→ EXERCISE INSTRUCTIONS
Could you give the records below again exactly, without the pictures?

[Items from an interface collection]
##########

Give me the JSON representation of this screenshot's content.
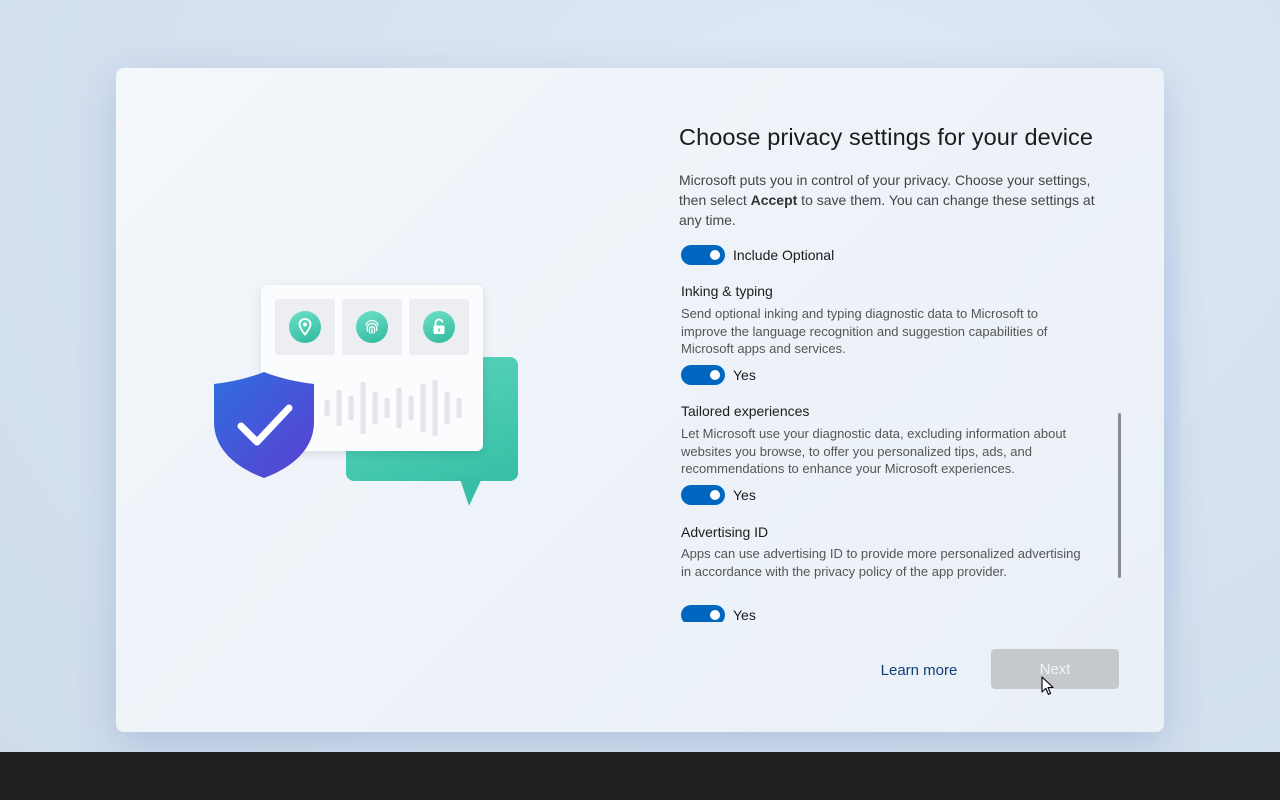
{
  "window": {
    "title": "Choose privacy settings for your device",
    "intro_before": "Microsoft puts you in control of your privacy. Choose your settings, then select ",
    "intro_bold": "Accept",
    "intro_after": " to save them. You can change these settings at any time."
  },
  "illustration": {
    "icons": [
      "location-pin-icon",
      "fingerprint-icon",
      "unlock-icon",
      "shield-check-icon"
    ],
    "colors": {
      "teal": "#3cc5ad",
      "shield_blue": "#3a5fd8",
      "shield_purple": "#5b46d0"
    }
  },
  "settings": [
    {
      "title": "",
      "description": "",
      "toggle_label": "Include Optional",
      "toggle_on": true
    },
    {
      "title": "Inking & typing",
      "description": "Send optional inking and typing diagnostic data to Microsoft to improve the language recognition and suggestion capabilities of Microsoft apps and services.",
      "toggle_label": "Yes",
      "toggle_on": true
    },
    {
      "title": "Tailored experiences",
      "description": "Let Microsoft use your diagnostic data, excluding information about websites you browse, to offer you personalized tips, ads, and recommendations to enhance your Microsoft experiences.",
      "toggle_label": "Yes",
      "toggle_on": true
    },
    {
      "title": "Advertising ID",
      "description": "Apps can use advertising ID to provide more personalized advertising in accordance with the privacy policy of the app provider.",
      "toggle_label": "Yes",
      "toggle_on": true
    }
  ],
  "footer": {
    "learn_more": "Learn more",
    "next": "Next"
  },
  "colors": {
    "accent": "#0067c0",
    "button_disabled": "#c5c8cc",
    "taskbar": "#202020"
  }
}
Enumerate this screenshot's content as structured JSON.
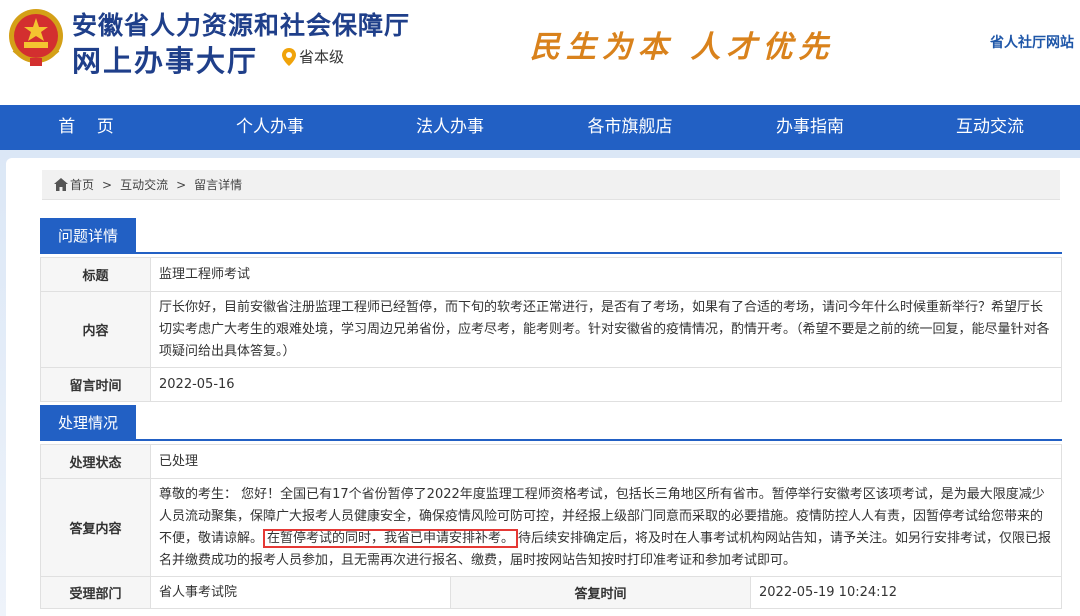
{
  "header": {
    "org_title": "安徽省人力资源和社会保障厅",
    "hall_title": "网上办事大厅",
    "level": "省本级",
    "slogan": "民生为本 人才优先",
    "top_link": "省人社厅网站"
  },
  "nav": [
    "首 页",
    "个人办事",
    "法人办事",
    "各市旗舰店",
    "办事指南",
    "互动交流"
  ],
  "breadcrumb": [
    "首页",
    "互动交流",
    "留言详情"
  ],
  "breadcrumb_sep": ">",
  "question": {
    "section_label": "问题详情",
    "title_label": "标题",
    "title": "监理工程师考试",
    "content_label": "内容",
    "content": "厅长你好，目前安徽省注册监理工程师已经暂停，而下旬的软考还正常进行，是否有了考场，如果有了合适的考场，请问今年什么时候重新举行？希望厅长切实考虑广大考生的艰难处境，学习周边兄弟省份，应考尽考，能考则考。针对安徽省的疫情情况，酌情开考。（希望不要是之前的统一回复，能尽量针对各项疑问给出具体答复。）",
    "time_label": "留言时间",
    "time": "2022-05-16"
  },
  "processing": {
    "section_label": "处理情况",
    "status_label": "处理状态",
    "status": "已处理",
    "reply_label": "答复内容",
    "reply_before": "尊敬的考生： 您好！全国已有17个省份暂停了2022年度监理工程师资格考试，包括长三角地区所有省市。暂停举行安徽考区该项考试，是为最大限度减少人员流动聚集，保障广大报考人员健康安全，确保疫情风险可防可控，并经报上级部门同意而采取的必要措施。疫情防控人人有责，因暂停考试给您带来的不便，敬请谅解。",
    "reply_highlight": "在暂停考试的同时，我省已申请安排补考。",
    "reply_after": "待后续安排确定后，将及时在人事考试机构网站告知，请予关注。如另行安排考试，仅限已报名并缴费成功的报考人员参加，且无需再次进行报名、缴费，届时按网站告知按时打印准考证和参加考试即可。",
    "dept_label": "受理部门",
    "dept": "省人事考试院",
    "reply_time_label": "答复时间",
    "reply_time": "2022-05-19 10:24:12"
  },
  "colors": {
    "primary": "#2260c4",
    "title_blue": "#1f3f8a",
    "slogan": "#d9821c",
    "highlight_border": "#e53935"
  }
}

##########

→ ANSWER SECTION
Give me the JSON representation of this screenshot's content.
{
  "window": {
    "title": "Choose privacy settings for your device",
    "intro_before": "Microsoft puts you in control of your privacy. Choose your settings, then select ",
    "intro_bold": "Accept",
    "intro_after": " to save them. You can change these settings at any time."
  },
  "illustration": {
    "icons": [
      "location-pin-icon",
      "fingerprint-icon",
      "unlock-icon",
      "shield-check-icon"
    ],
    "colors": {
      "teal": "#3cc5ad",
      "shield_blue": "#3a5fd8",
      "shield_purple": "#5b46d0"
    }
  },
  "settings": [
    {
      "title": "",
      "description": "",
      "toggle_label": "Include Optional",
      "toggle_on": true
    },
    {
      "title": "Inking & typing",
      "description": "Send optional inking and typing diagnostic data to Microsoft to improve the language recognition and suggestion capabilities of Microsoft apps and services.",
      "toggle_label": "Yes",
      "toggle_on": true
    },
    {
      "title": "Tailored experiences",
      "description": "Let Microsoft use your diagnostic data, excluding information about websites you browse, to offer you personalized tips, ads, and recommendations to enhance your Microsoft experiences.",
      "toggle_label": "Yes",
      "toggle_on": true
    },
    {
      "title": "Advertising ID",
      "description": "Apps can use advertising ID to provide more personalized advertising in accordance with the privacy policy of the app provider.",
      "toggle_label": "Yes",
      "toggle_on": true
    }
  ],
  "footer": {
    "learn_more": "Learn more",
    "next": "Next"
  },
  "colors": {
    "accent": "#0067c0",
    "button_disabled": "#c5c8cc",
    "taskbar": "#202020"
  }
}
Enumerate this screenshot's content as structured JSON.
{
  "header": {
    "org_title": "安徽省人力资源和社会保障厅",
    "hall_title": "网上办事大厅",
    "level": "省本级",
    "slogan": "民生为本 人才优先",
    "top_link": "省人社厅网站"
  },
  "nav": [
    "首 页",
    "个人办事",
    "法人办事",
    "各市旗舰店",
    "办事指南",
    "互动交流"
  ],
  "breadcrumb": [
    "首页",
    "互动交流",
    "留言详情"
  ],
  "breadcrumb_sep": ">",
  "question": {
    "section_label": "问题详情",
    "title_label": "标题",
    "title": "监理工程师考试",
    "content_label": "内容",
    "content": "厅长你好，目前安徽省注册监理工程师已经暂停，而下旬的软考还正常进行，是否有了考场，如果有了合适的考场，请问今年什么时候重新举行？希望厅长切实考虑广大考生的艰难处境，学习周边兄弟省份，应考尽考，能考则考。针对安徽省的疫情情况，酌情开考。（希望不要是之前的统一回复，能尽量针对各项疑问给出具体答复。）",
    "time_label": "留言时间",
    "time": "2022-05-16"
  },
  "processing": {
    "section_label": "处理情况",
    "status_label": "处理状态",
    "status": "已处理",
    "reply_label": "答复内容",
    "reply_before": "尊敬的考生： 您好！全国已有17个省份暂停了2022年度监理工程师资格考试，包括长三角地区所有省市。暂停举行安徽考区该项考试，是为最大限度减少人员流动聚集，保障广大报考人员健康安全，确保疫情风险可防可控，并经报上级部门同意而采取的必要措施。疫情防控人人有责，因暂停考试给您带来的不便，敬请谅解。",
    "reply_highlight": "在暂停考试的同时，我省已申请安排补考。",
    "reply_after": "待后续安排确定后，将及时在人事考试机构网站告知，请予关注。如另行安排考试，仅限已报名并缴费成功的报考人员参加，且无需再次进行报名、缴费，届时按网站告知按时打印准考证和参加考试即可。",
    "dept_label": "受理部门",
    "dept": "省人事考试院",
    "reply_time_label": "答复时间",
    "reply_time": "2022-05-19 10:24:12"
  },
  "colors": {
    "primary": "#2260c4",
    "title_blue": "#1f3f8a",
    "slogan": "#d9821c",
    "highlight_border": "#e53935"
  }
}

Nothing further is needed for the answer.